I hate, hate, hate to say it, but things have been better for us as a family since I stopped working. The household is calmer, some of the tricky issues our teens were going through have dissipated, and I feel utter relief to only be trying to do one thing. Not working goes against everything I feel like I stood for as a young woman, but somehow we've found ourselves in this situation.
Man, oh man. This post really made me think about my current dynamic, and my parents.
My mother was truly the bread winner, up until my Dad got his business set up. What my Dad doesn’t understand to this day without my Mom’s earning power he would not have his business. In fact, she set him up even to the very end.

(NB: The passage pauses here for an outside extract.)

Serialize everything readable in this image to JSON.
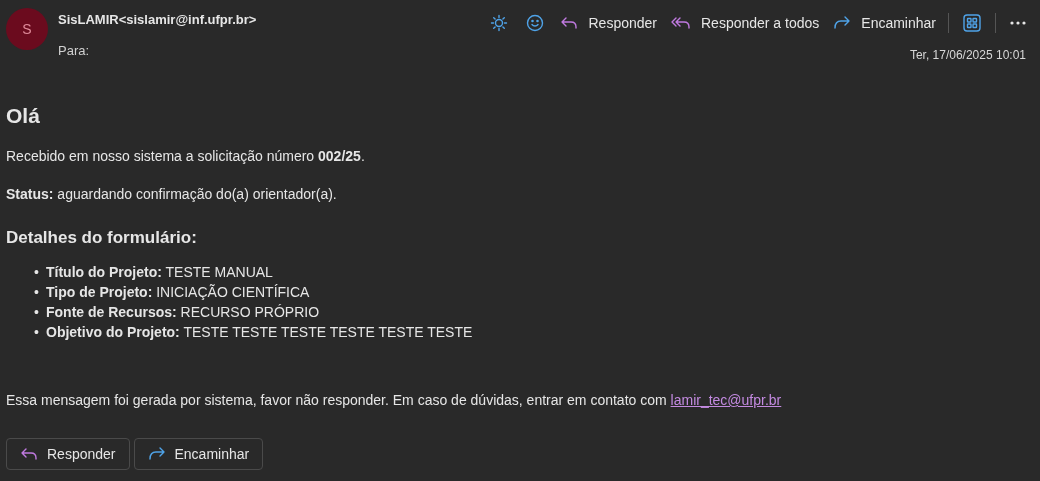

Unfortunately, in Korean culture my mom never took credit for any of it. She made sure my Dad feel like he was in charge, and never had anyone question who was in charge financially.
I realized after her passing she was the ultimate behind the scenes player.
100% you are right of being on the same page. I think both you and Mark had steadfast mothers who knew what they had to do, whether there was a choice or not.
What we experience truly shapes our mindset, and I think that’s applicable for most people.
I always tell my girlfriends who marry rich/career oriented/etc. “Everything has a trade off cost. You just have to make peace with it, as does your partner.”
Your daughters are smart enough to see through the dynamics, and how fortunate they are. ❤️
Thank you for writing this! These complexities are present in my household as well, and I think I have experienced every possible emotion with regard to my role as a mom who’s also a breadwinner. It’s refreshing to see it spoken about openly.
Will you be on my pod to talk about this? I also loved your thoughts on 1 year after leaving your job.